--- START ---

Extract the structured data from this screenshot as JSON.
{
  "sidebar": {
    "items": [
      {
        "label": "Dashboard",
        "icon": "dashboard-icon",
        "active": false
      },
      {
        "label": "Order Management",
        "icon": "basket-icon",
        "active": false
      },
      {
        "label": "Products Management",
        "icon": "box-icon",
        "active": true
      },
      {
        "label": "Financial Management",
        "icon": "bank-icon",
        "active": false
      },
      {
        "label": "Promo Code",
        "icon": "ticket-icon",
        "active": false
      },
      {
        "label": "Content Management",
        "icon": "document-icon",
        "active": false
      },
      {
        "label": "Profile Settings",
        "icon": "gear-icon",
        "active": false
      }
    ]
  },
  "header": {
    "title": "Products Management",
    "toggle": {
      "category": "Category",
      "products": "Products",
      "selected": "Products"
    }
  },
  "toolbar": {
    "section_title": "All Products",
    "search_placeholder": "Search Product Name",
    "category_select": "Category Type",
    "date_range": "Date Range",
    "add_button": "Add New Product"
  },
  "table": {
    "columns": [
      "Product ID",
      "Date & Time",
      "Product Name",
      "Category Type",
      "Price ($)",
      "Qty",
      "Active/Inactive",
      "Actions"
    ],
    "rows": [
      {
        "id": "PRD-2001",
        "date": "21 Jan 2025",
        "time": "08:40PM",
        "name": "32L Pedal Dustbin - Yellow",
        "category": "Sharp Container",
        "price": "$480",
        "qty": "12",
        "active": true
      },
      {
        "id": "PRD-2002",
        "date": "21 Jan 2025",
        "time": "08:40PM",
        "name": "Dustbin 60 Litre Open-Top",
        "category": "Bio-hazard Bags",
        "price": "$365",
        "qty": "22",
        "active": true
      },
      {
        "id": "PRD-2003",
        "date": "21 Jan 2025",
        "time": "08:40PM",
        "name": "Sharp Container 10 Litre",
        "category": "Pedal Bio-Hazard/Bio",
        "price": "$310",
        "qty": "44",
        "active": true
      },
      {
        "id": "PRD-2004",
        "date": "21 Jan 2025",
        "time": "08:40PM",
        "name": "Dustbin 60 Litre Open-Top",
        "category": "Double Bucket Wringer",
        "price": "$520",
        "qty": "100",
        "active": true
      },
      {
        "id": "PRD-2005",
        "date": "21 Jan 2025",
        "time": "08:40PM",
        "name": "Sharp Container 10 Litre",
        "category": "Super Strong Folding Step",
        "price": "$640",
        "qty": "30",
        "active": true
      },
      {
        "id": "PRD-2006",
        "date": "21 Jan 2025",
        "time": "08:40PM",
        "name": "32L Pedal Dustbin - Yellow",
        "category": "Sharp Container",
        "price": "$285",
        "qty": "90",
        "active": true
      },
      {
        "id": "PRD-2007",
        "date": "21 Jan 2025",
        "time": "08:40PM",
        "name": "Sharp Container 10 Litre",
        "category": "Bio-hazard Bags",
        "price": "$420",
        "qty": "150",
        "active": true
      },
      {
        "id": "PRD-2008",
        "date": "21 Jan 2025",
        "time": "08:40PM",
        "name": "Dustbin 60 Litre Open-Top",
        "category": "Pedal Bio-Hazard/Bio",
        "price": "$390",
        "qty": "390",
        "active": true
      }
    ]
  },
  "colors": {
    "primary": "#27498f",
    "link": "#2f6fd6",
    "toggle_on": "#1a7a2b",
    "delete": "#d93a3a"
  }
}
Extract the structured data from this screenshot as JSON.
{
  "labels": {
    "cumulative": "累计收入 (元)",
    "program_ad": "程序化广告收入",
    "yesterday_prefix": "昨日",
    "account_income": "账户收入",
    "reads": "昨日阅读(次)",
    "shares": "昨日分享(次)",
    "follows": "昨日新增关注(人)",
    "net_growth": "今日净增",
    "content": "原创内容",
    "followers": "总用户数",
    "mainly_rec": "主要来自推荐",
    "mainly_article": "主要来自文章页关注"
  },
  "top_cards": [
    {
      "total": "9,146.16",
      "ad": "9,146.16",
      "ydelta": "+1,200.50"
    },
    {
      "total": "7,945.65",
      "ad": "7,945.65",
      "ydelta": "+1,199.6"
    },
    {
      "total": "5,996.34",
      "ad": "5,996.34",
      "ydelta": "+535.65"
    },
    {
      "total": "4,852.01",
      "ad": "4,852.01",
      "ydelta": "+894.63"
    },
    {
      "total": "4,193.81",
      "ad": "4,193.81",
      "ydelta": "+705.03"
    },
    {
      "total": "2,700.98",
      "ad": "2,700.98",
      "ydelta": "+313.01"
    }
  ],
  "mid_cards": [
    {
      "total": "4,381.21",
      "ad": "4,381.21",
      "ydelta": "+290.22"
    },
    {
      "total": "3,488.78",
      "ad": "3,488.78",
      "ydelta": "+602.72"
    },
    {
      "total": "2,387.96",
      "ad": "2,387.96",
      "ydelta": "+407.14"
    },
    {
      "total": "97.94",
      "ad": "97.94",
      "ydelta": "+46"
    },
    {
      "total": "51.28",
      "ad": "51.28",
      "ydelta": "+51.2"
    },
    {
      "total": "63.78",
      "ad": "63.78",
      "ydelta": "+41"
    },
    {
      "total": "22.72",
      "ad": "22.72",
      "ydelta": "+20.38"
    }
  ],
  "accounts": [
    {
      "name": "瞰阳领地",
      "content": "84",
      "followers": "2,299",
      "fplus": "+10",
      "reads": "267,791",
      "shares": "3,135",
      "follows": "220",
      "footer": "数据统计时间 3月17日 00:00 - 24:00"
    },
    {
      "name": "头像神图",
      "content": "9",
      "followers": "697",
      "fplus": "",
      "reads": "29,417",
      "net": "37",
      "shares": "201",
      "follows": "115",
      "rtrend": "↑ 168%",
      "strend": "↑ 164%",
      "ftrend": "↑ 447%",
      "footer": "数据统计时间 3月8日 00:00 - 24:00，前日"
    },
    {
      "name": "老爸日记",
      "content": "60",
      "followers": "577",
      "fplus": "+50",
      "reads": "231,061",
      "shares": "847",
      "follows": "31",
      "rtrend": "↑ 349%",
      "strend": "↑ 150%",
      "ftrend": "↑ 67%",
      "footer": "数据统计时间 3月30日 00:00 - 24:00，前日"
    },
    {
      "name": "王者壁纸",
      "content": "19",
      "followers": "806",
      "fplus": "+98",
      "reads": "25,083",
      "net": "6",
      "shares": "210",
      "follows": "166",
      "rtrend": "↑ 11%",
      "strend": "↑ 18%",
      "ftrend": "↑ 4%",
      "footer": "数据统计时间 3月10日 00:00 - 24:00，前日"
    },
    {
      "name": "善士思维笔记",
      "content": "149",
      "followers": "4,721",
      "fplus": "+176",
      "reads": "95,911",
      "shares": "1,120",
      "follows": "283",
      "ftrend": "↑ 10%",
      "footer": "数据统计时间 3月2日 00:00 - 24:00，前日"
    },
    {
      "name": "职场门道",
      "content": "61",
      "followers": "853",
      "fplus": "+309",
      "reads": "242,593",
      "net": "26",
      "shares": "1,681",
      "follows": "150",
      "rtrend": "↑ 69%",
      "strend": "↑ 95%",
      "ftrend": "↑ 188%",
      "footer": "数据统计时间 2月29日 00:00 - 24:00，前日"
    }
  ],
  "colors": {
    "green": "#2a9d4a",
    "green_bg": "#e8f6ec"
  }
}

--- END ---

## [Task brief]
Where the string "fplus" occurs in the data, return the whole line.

## [Reply]
      "fplus": "+10",
      "fplus": "",
      "fplus": "+50",
      "fplus": "+98",
      "fplus": "+176",
      "fplus": "+309",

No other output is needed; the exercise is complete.